“I can assure you that she was no more comfortable citing cases in class than any other student we had. But it was soon apparent that Lisa had something a little bit special,” said Rubin, explain that she had read every assignment and supplement, briefed every case, and prepared her own outlines.
“Put another way, Lisa worked harder than anybody else in her class,” he added. “Nobody, and I repeat, NOBODY worked harder than Lisa.”
Michael Bidart, a highly respected attorney who is both a University Trustee and Chair of the law school’s Board of Visitors, recalls being reminded by Lisa how they first met when he spoke at her commencement ceremony in 2001.
“I thought to myself, ‘Gosh, where did 12 years go?’ And not just because of how quickly they went for my life, but because of all she has accomplished in those 12 years,” said Bidart. “If Lisa were an inanimate object, she would be a meteor; hot and fast through the sky!”
Perhaps the highest praise comes from University of La Verne President Devorah Lieberman, who sees Lisa as a prime example of what La Verne Law is and can be.

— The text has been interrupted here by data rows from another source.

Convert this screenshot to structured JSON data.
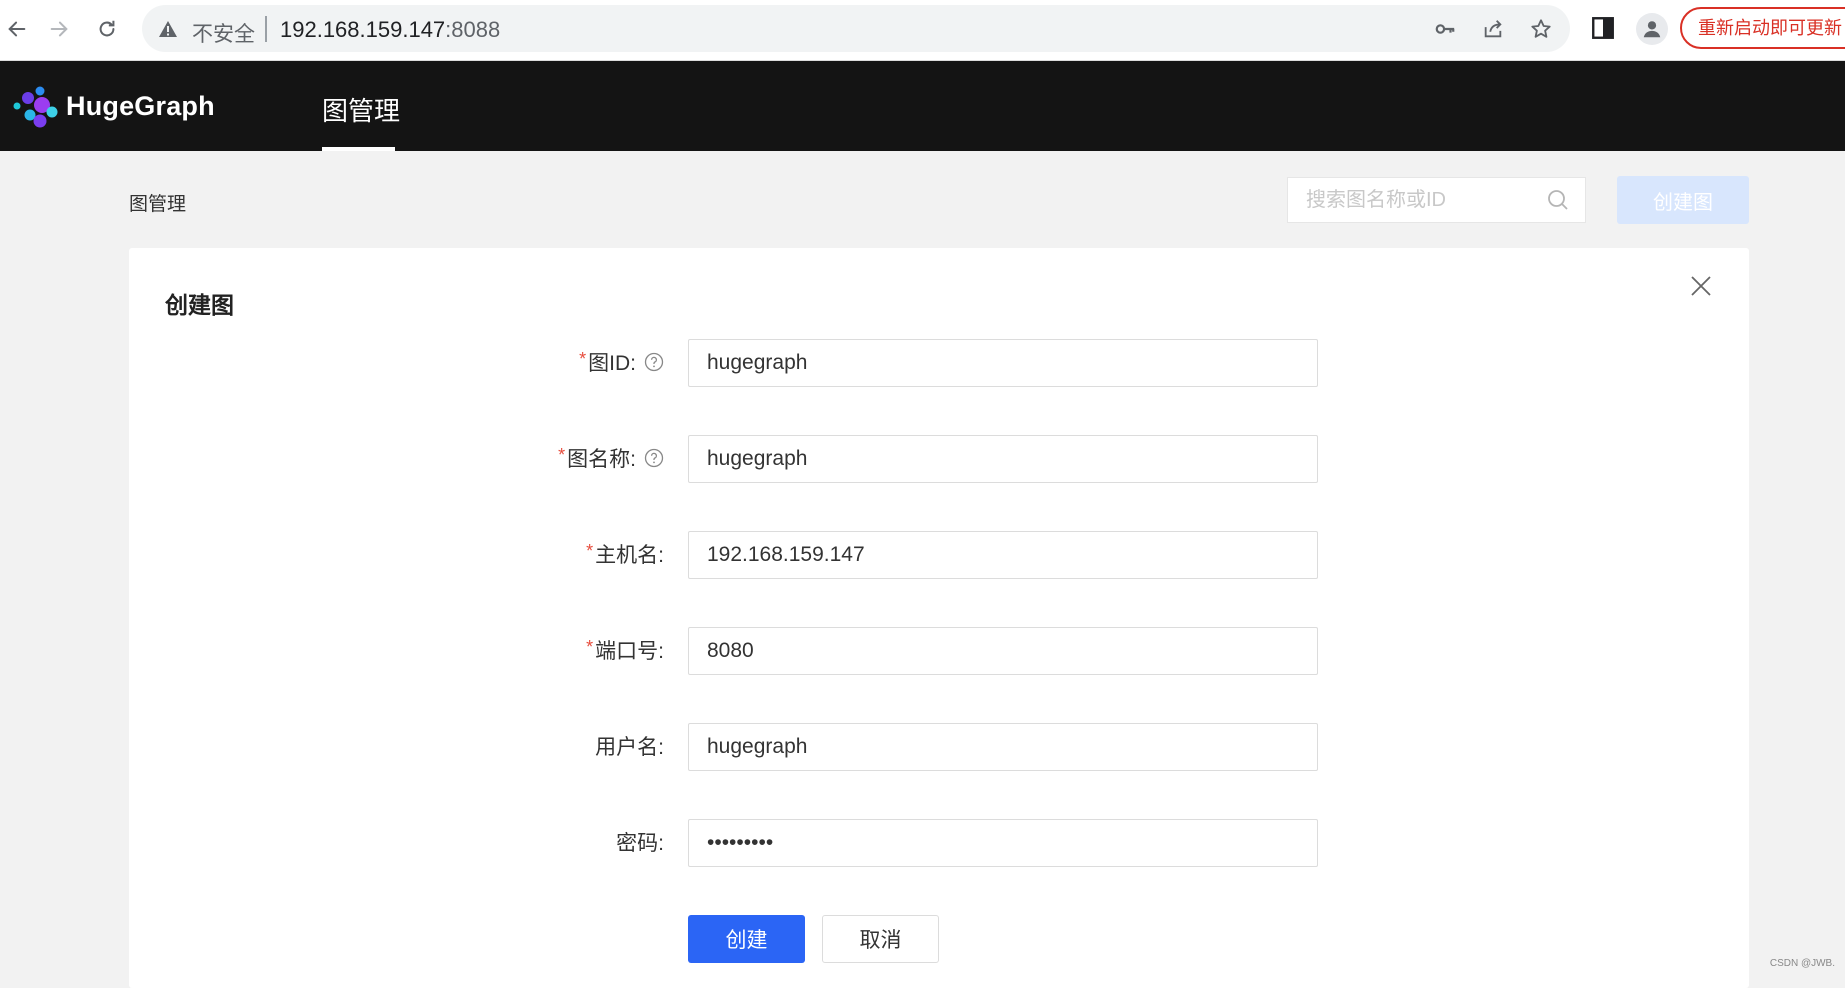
{
  "browser": {
    "insecure_label": "不安全",
    "host": "192.168.159.147",
    "port": ":8088",
    "update_label": "重新启动即可更新"
  },
  "header": {
    "brand": "HugeGraph",
    "nav_item": "图管理"
  },
  "toolbar": {
    "breadcrumb": "图管理",
    "search_placeholder": "搜索图名称或ID",
    "create_button": "创建图"
  },
  "dialog": {
    "title": "创建图",
    "fields": [
      {
        "label": "图ID:",
        "required": true,
        "help": true,
        "value": "hugegraph"
      },
      {
        "label": "图名称:",
        "required": true,
        "help": true,
        "value": "hugegraph"
      },
      {
        "label": "主机名:",
        "required": true,
        "help": false,
        "value": "192.168.159.147"
      },
      {
        "label": "端口号:",
        "required": true,
        "help": false,
        "value": "8080"
      },
      {
        "label": "用户名:",
        "required": false,
        "help": false,
        "value": "hugegraph"
      },
      {
        "label": "密码:",
        "required": false,
        "help": false,
        "value": "•••••••••"
      }
    ],
    "submit_label": "创建",
    "cancel_label": "取消"
  },
  "colors": {
    "header_bg": "#141414",
    "primary": "#2b65f5",
    "primary_disabled": "#d8e6fd",
    "required": "#e74c3c"
  },
  "watermark": "CSDN @JWB."
}
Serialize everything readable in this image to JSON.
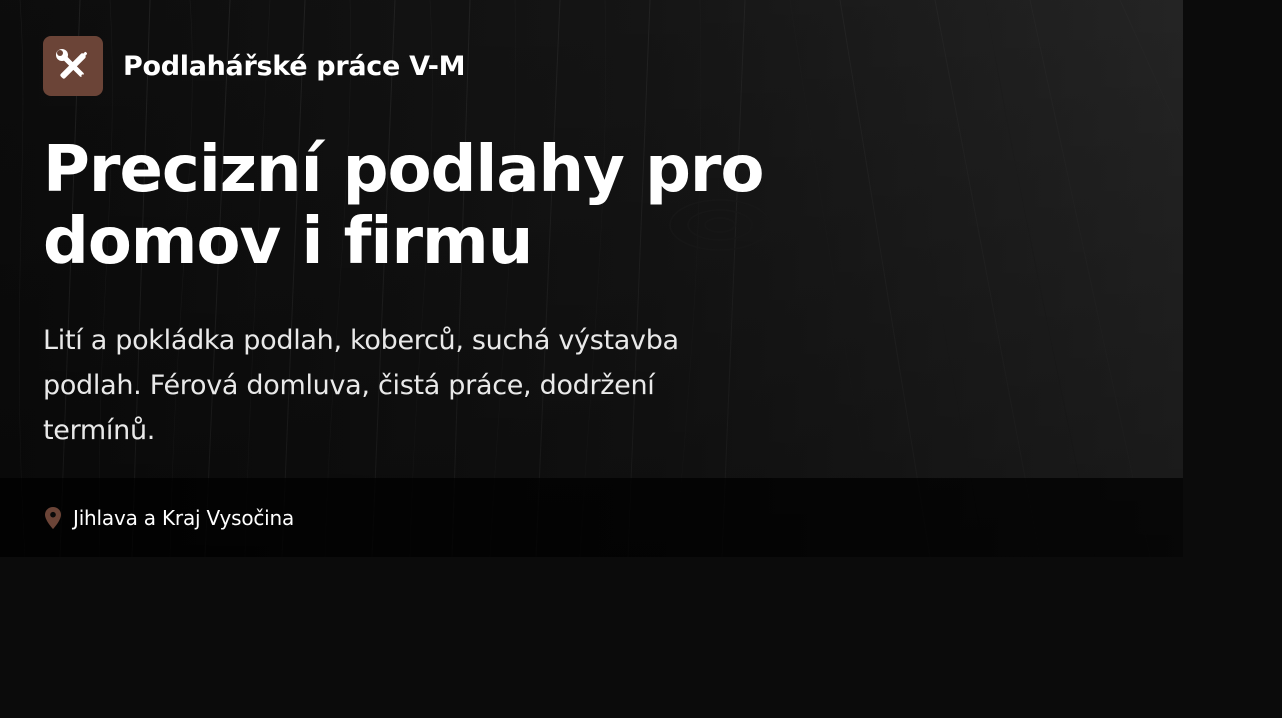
{
  "brand": {
    "name": "Podlahářské práce V-M",
    "logo_icon": "tools-icon",
    "logo_color": "#6b4437"
  },
  "hero": {
    "title": "Precizní podlahy pro domov i firmu",
    "subtitle": "Lití a pokládka podlah, koberců, suchá výstavba podlah. Férová domluva, čistá práce, dodržení termínů."
  },
  "location": {
    "icon": "map-pin-icon",
    "text": "Jihlava a Kraj Vysočina",
    "icon_color": "#6b4437"
  },
  "colors": {
    "page_background": "#0b0b0b",
    "accent": "#6b4437"
  }
}
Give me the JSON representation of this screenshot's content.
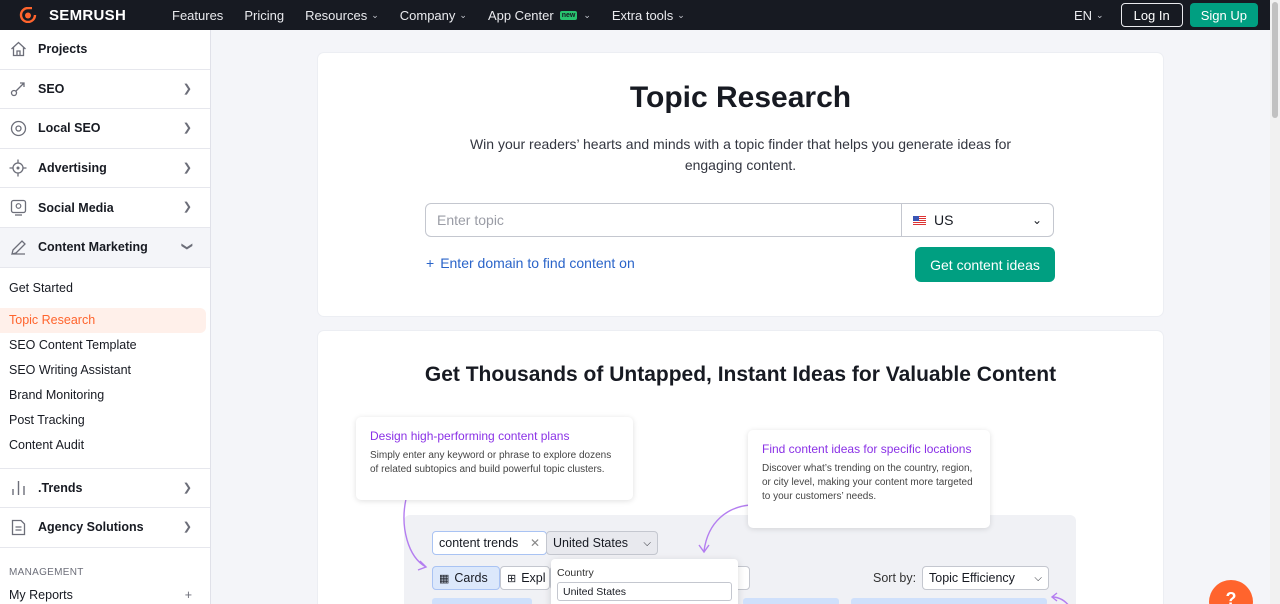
{
  "brand": {
    "name": "SEMRUSH",
    "accent": "#ff642d",
    "green": "#009f81",
    "link": "#2a64c9"
  },
  "topnav": {
    "links": [
      {
        "label": "Features"
      },
      {
        "label": "Pricing"
      },
      {
        "label": "Resources"
      },
      {
        "label": "Company"
      },
      {
        "label": "App Center",
        "badge": "new"
      },
      {
        "label": "Extra tools"
      }
    ],
    "lang": "EN",
    "login": "Log In",
    "signup": "Sign Up"
  },
  "sidebar": {
    "items": [
      {
        "label": "Projects",
        "icon": "home-icon"
      },
      {
        "label": "SEO",
        "icon": "seo-icon"
      },
      {
        "label": "Local SEO",
        "icon": "location-icon"
      },
      {
        "label": "Advertising",
        "icon": "target-icon"
      },
      {
        "label": "Social Media",
        "icon": "social-icon"
      },
      {
        "label": "Content Marketing",
        "icon": "pencil-icon"
      }
    ],
    "content_marketing_sub": [
      "Get Started",
      "Topic Research",
      "SEO Content Template",
      "SEO Writing Assistant",
      "Brand Monitoring",
      "Post Tracking",
      "Content Audit"
    ],
    "trends": ".Trends",
    "agency": "Agency Solutions",
    "management_heading": "MANAGEMENT",
    "my_reports": "My Reports",
    "my_reports_add": "+"
  },
  "hero": {
    "title": "Topic Research",
    "subtitle": "Win your readers’ hearts and minds with a topic finder that helps you generate ideas for engaging content.",
    "topic_placeholder": "Enter topic",
    "country": "US",
    "domain_link": "Enter domain to find content on",
    "cta": "Get content ideas"
  },
  "features": {
    "title": "Get Thousands of Untapped, Instant Ideas for Valuable Content",
    "tip1": {
      "title": "Design high-performing content plans",
      "desc": "Simply enter any keyword or phrase to explore dozens of related subtopics and build powerful topic clusters."
    },
    "tip2": {
      "title": "Find content ideas for specific locations",
      "desc": "Discover what’s trending on the country, region, or city level, making your content more targeted to your customers’ needs."
    },
    "demo": {
      "query": "content trends",
      "country": "United States",
      "cards": "Cards",
      "explorer": "Expl",
      "sort_label": "Sort by:",
      "sort_value": "Topic Efficiency",
      "popover_label": "Country",
      "popover_value": "United States"
    }
  },
  "help": "?"
}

“For me, Lisa represents the kind of law school that we are and that we want to be,” said Lieberman. So many of our students come from communities where they want to get their law degree so they can go back into the greater community, and make that community stronger; to represent people who need the best representation – fair, consistent and ethical representation with integrity. That was Judge Rogan’s mission and vision, and that’s who she is, which is why we are so proud (of her).”